Yesterday’s morning name was chub (the name of a fish), which led me to the rest of the bilabial-final family: chum, chump, and chup. (And that led to the velar-final family chug, Chung, chunk, chuck, but I won’t pursue that one here.) As it is, the bilabials will lead us into many surprising places, including the Hardy Boys books, eyewear retainers, Australian dog food, gay slurs, and hunky underwear models.
Archive for the ‘Slang’ Category
(Plain sex talk of several kinds, not for kids or the sexually modest.)
Yesterday’s morning name, and it was clear to me when I woke up that this was the vulgar sexual noun snatch ‘woman’s genitals’. and not the grabbing snatch or the stealing / kidnapping snatch or the weightlifting snatch — but then it turns out they’re all related.
… or, playing over the top, and in fact doing this knowingly while winking at the audience, so that you might want to say: camping it up. I refer to the Netflix version of A Series of Unfortunate Events, in which Neil Patrick Harris (NPH) plays the villain for laughs, while Patrick Warburton plays the author-narrator, Lemony Snicket, ditto, and a bunch of others — notably Joan Cusack, K. Todd Freeman, and Alfre Woodard — join them.
Two cartoons about/with portmanteaus: a One Big Happy and a Zippy:
smad about having to dwipe. In #1, Ruthie invents portmanteaus to suit her condition: sad + mad, dust + wipe.
The Zippy is more complex. First, the Sharknado films (with the portmanteau sharknado = shark + tornado) are old stuff on this blog, though I don’t recall having seen the shark-headed surfer image (a hybrid being to accompany the portmanteau) before. But the title duditude = dude + attitude was new to me — though the word has a fair presence on the net.

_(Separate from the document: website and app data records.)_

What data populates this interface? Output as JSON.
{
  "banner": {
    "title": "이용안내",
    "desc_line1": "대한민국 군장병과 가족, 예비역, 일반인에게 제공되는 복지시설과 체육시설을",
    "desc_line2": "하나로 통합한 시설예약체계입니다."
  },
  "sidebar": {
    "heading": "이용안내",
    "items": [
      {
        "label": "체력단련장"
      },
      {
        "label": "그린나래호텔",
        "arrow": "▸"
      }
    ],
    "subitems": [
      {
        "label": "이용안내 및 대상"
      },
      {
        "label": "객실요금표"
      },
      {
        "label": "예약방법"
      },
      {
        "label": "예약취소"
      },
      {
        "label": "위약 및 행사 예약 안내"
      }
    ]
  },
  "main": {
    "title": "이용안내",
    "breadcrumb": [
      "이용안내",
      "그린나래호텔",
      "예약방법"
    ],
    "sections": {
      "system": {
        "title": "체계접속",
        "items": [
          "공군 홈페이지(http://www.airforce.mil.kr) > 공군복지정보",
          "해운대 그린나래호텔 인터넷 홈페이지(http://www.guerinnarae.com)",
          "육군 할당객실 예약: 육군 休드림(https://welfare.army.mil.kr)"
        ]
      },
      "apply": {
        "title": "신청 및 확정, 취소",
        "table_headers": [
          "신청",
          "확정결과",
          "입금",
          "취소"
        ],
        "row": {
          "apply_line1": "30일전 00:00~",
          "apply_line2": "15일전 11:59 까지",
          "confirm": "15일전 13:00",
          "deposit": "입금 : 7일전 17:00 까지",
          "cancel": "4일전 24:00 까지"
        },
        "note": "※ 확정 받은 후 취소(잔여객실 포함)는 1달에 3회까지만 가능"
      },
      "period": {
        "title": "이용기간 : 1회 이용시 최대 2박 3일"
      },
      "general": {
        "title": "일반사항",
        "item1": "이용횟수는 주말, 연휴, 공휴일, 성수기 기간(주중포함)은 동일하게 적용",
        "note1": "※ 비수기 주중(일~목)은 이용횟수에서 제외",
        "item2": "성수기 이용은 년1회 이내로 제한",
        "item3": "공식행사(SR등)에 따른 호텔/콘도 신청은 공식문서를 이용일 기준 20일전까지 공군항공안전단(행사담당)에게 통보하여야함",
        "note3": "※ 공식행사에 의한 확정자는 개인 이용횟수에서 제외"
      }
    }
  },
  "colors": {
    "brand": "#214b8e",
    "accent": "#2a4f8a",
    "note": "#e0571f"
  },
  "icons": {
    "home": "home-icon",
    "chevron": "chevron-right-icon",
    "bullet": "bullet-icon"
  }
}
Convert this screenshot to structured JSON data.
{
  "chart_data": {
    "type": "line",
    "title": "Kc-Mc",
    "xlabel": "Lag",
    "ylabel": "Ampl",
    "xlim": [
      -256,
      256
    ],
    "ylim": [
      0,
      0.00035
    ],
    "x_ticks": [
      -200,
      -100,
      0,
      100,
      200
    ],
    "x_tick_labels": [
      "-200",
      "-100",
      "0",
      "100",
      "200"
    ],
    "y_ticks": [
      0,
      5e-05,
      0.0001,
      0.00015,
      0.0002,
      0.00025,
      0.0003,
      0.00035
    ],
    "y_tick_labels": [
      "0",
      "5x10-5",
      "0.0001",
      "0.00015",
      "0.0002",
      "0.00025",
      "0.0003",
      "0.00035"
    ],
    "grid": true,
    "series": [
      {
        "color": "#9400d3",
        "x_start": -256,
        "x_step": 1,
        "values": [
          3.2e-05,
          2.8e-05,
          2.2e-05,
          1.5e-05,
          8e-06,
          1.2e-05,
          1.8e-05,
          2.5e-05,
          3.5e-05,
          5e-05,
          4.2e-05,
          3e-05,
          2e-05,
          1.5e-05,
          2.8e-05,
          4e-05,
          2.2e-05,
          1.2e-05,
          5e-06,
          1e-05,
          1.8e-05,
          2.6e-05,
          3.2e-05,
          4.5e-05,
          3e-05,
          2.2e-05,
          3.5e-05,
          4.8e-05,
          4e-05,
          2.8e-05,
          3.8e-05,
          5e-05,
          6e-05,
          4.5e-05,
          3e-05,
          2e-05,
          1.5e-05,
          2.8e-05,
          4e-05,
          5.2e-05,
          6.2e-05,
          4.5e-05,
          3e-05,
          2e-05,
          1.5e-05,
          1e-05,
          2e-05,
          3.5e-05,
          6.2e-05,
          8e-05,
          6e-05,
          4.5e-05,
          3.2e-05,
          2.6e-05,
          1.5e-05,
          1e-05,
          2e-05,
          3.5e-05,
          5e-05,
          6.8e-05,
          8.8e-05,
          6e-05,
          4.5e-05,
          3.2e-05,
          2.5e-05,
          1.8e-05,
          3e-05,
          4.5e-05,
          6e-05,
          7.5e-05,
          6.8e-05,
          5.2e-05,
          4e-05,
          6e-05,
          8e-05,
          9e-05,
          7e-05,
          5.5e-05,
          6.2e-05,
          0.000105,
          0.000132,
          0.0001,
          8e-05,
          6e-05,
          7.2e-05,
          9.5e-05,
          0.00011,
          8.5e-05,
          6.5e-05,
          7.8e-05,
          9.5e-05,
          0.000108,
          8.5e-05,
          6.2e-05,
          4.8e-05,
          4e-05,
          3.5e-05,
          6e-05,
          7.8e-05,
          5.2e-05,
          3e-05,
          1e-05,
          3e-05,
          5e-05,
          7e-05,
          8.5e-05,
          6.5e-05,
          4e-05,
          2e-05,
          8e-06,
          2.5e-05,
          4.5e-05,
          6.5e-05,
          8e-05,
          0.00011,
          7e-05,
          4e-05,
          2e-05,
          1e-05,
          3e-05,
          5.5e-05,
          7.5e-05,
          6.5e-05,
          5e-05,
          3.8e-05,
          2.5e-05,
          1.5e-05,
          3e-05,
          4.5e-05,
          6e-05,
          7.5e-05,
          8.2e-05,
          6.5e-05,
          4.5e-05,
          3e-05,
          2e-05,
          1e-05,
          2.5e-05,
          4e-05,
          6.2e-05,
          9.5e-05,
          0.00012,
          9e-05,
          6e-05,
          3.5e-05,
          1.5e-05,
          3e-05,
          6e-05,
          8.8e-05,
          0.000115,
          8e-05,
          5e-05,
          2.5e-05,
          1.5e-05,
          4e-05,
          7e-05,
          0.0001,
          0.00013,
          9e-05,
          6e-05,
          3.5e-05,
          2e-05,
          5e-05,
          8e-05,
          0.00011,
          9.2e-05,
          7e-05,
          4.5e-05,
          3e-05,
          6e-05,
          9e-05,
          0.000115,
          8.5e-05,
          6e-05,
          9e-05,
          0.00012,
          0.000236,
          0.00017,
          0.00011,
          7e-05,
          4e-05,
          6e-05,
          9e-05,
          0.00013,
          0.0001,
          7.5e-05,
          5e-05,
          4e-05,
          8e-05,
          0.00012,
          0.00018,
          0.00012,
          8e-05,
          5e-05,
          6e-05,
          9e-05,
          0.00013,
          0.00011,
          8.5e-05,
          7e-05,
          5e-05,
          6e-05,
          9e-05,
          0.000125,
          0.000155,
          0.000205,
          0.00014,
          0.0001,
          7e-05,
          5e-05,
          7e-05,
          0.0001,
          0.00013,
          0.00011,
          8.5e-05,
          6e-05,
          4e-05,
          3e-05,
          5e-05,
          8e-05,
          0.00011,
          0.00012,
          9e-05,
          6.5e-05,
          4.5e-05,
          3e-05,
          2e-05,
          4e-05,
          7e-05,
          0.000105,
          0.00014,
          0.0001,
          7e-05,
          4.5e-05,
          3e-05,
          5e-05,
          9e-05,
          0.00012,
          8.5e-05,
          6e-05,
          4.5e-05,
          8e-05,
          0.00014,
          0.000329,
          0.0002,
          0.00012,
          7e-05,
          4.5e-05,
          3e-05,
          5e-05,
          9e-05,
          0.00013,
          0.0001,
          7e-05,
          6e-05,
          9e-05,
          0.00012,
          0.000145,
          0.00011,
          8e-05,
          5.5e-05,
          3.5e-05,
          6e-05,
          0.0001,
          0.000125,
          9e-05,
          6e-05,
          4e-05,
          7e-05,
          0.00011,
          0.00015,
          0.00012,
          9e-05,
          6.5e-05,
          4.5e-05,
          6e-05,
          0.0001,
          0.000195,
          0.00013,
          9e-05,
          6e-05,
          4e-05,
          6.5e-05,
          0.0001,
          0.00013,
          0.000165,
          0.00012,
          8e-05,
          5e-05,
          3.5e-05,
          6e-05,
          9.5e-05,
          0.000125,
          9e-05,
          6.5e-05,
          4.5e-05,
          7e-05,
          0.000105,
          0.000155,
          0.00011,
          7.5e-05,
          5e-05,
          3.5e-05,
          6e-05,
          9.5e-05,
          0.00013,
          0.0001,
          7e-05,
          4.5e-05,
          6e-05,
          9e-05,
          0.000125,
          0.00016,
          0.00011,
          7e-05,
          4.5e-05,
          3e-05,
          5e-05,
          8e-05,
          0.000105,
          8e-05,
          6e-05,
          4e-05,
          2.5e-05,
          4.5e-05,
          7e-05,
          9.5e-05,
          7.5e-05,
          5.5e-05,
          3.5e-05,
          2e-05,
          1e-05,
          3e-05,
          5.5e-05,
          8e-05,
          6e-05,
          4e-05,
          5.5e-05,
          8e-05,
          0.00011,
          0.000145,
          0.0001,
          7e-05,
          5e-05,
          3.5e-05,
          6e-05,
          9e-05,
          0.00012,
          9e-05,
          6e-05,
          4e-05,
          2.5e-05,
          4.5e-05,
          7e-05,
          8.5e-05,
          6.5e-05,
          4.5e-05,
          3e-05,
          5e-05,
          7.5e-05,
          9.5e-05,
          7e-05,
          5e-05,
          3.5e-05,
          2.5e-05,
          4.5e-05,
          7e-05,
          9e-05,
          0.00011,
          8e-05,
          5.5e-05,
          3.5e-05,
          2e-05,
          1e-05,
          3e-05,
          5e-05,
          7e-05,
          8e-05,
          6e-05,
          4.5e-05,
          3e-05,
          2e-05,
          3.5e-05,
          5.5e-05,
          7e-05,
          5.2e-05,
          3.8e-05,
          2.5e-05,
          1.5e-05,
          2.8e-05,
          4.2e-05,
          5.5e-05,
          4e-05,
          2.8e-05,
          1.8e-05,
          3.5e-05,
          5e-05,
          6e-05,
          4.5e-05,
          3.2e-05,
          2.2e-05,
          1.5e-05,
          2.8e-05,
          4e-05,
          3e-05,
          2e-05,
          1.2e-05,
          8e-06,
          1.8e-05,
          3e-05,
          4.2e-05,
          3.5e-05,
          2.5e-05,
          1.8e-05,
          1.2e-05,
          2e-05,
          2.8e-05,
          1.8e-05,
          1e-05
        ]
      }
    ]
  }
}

The focus of the strip, however, isn’t on portmanteaus, but on shifts in slang fashions (in white middle-class American speakers, I’d guess): on the claimed spread of awesome (at the expense of great) and the claimed decline of cool. Google Ngram shows no such changes in books (though great has been declining overall for some time), but of course the claim is about informal speech and writing. I haven’t checked the relevant COCA material, but my subjective impression — and it is only that — is that the first claim is broadly accurate while the second is dubious. (On the other hand, the second claim might be broadly accurate for young speakers.)
Yesterday’s weird slur bulletin from Iowa (hat tip to LJ Yanney on Facebook): in the Des Moines Register, “Adel lawmaker accused of using gay slur” by Molly Longman:
A central Iowa lawmaker has been accused of using a gay slur while making fun of a former political opponent at a public forum over the weekend.
State Rep. Ralph Watts, an Adel Republican, said in an interview Monday that the critics are wrong about the slur: They misunderstood a homonym.
“It was not a slur,” Watts said.
A video taken at the Saturday forum at the Adel library shows Watts referring to business owner Bryce Smith — the Democrat whom Watts defeated in November to win his seventh term in the House — as either “Red Ryder” or “red rider.”
The terms sound the same and are one letter apart. But the meanings are drastically different.
One Iowa, the Des Moines-based advocacy group, said in a news release Monday evening that “red rider” is a slur used to describe a gay man.
A “Red Ryder” is the brand of BB gun Ralphie asked for in the film “A Christmas Story” before his mother told him, “You’ll shoot your eye out.”
… Watts said later Monday that he didn’t know the term “red rider ” was a slur.
Hardly anyone else does either. If you sling a slur in a wasteland, does it sting?
(Mostly about language, but male bodies and bodyparts play significant roles.)
Yesterday, a posting about a fantasy agency supplying male hustlers, featuring two meat + N compounds: meat market ‘sexual marketplace’ and meatmen ‘men considered as sexual objects’ (as bodies as wholes, but especially as assemblages of sexual parts — cock, balls, and ass). The interplay of two senses of meat here (the body, especially the male body, as a whole vs. the central masculine bodypart, the penis) led me to two joking uses of meat, in a Pat Byrnes New Yorker cartoon from 2001 (in which the ‘animal flesh as food’ sense of meat is central) and a piece of advice on the Usenet newsgroup soc.motss from Joseph Francis some years ago (in which the ‘body as sexual object’ sense is central).
Widely reported, in the middle of stories about the extension of the 2nd Avenue subway in NYC, a piece about Vik Muniz’s mural in the 96th St. station, with over three dozen mosaics of typical New Yorkers waiting for a train, including this gay male couple holding hands:
There’s a nice story about these men, “Meet the Gay Couple Holding Hands in That Groundbreaking NYC Subway Mural”, an interview with the men by Alexander Kacala on the (informatively named) Unicorn Booty site on the 3rd.